Dataset entries
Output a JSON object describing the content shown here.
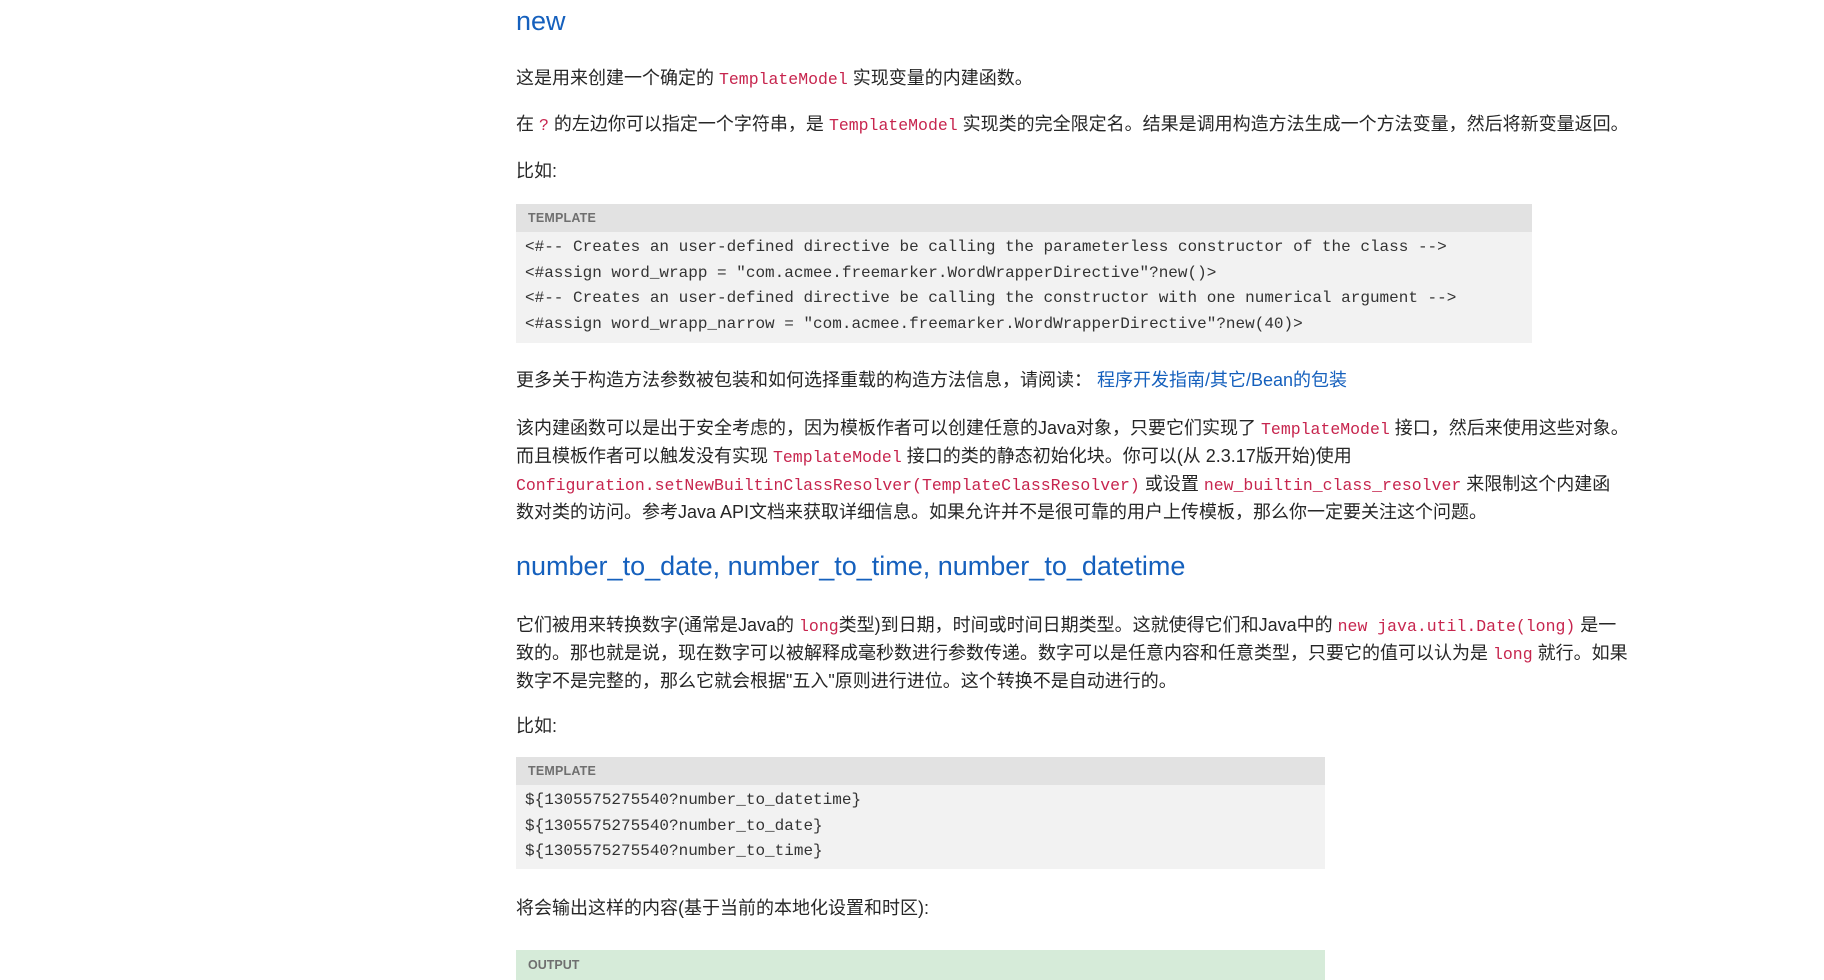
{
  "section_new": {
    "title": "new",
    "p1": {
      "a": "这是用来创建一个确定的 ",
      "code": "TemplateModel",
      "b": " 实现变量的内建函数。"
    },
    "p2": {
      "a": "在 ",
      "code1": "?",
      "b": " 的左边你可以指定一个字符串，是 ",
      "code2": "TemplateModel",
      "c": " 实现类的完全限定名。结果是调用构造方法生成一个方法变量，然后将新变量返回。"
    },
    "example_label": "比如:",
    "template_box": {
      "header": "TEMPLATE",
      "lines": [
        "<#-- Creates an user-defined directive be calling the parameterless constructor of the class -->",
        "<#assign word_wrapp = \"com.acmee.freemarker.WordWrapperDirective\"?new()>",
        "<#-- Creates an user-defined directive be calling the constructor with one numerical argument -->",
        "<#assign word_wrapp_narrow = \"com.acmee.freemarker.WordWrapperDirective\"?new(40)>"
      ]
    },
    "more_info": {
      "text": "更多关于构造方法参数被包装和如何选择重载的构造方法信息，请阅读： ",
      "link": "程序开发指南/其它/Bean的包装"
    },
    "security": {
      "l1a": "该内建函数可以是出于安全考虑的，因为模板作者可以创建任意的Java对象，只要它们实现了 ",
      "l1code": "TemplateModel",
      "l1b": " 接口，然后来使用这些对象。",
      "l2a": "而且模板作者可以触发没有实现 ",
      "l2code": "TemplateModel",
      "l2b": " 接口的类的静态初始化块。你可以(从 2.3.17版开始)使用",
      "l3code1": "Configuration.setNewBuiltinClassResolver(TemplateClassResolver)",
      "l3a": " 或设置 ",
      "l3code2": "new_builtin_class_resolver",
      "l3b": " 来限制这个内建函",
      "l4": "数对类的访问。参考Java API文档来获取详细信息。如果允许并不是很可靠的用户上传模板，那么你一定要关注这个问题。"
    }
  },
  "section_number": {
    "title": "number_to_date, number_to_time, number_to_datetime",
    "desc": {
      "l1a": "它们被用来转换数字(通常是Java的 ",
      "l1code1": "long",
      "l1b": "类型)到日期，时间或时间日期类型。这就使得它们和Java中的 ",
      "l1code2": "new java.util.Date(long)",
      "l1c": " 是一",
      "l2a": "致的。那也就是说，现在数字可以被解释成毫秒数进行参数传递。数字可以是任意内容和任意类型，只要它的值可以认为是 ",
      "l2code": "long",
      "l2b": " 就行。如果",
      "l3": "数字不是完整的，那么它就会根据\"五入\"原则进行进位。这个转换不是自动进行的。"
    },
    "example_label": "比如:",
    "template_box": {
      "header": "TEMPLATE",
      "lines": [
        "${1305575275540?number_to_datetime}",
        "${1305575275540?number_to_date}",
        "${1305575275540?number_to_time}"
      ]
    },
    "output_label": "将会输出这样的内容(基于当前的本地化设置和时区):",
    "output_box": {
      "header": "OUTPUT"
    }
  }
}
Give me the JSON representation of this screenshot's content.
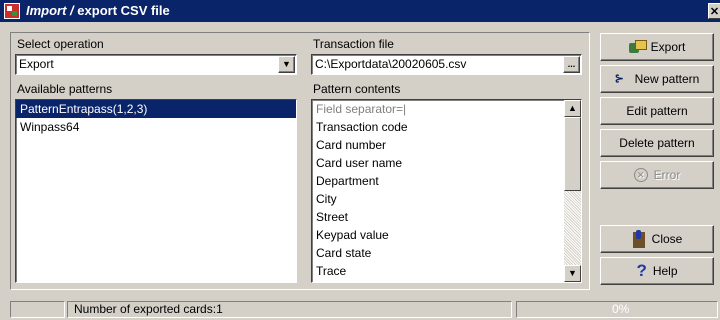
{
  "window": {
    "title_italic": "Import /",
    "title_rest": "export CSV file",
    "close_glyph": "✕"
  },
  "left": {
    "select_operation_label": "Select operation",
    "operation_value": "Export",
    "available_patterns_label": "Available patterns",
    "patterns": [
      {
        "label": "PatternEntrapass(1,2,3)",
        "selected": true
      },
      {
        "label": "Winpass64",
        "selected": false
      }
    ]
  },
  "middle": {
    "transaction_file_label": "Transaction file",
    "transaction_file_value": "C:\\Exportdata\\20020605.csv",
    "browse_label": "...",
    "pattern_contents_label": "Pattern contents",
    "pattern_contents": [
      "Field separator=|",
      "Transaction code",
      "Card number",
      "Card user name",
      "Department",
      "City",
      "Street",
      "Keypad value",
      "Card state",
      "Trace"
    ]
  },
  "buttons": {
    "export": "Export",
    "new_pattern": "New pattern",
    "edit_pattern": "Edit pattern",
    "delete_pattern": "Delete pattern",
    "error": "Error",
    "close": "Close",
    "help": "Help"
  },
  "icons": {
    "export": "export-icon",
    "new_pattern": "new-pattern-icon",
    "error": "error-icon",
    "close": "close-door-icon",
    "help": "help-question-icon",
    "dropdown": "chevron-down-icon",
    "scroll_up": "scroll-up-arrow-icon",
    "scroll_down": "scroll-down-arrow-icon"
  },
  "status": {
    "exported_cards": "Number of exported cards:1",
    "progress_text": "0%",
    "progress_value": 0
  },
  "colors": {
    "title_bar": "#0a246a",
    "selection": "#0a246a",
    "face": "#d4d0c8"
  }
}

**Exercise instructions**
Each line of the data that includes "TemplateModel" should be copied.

**Written response**
      "code": "TemplateModel",
      "code2": "TemplateModel",
      "l1code": "TemplateModel",
      "l2code": "TemplateModel",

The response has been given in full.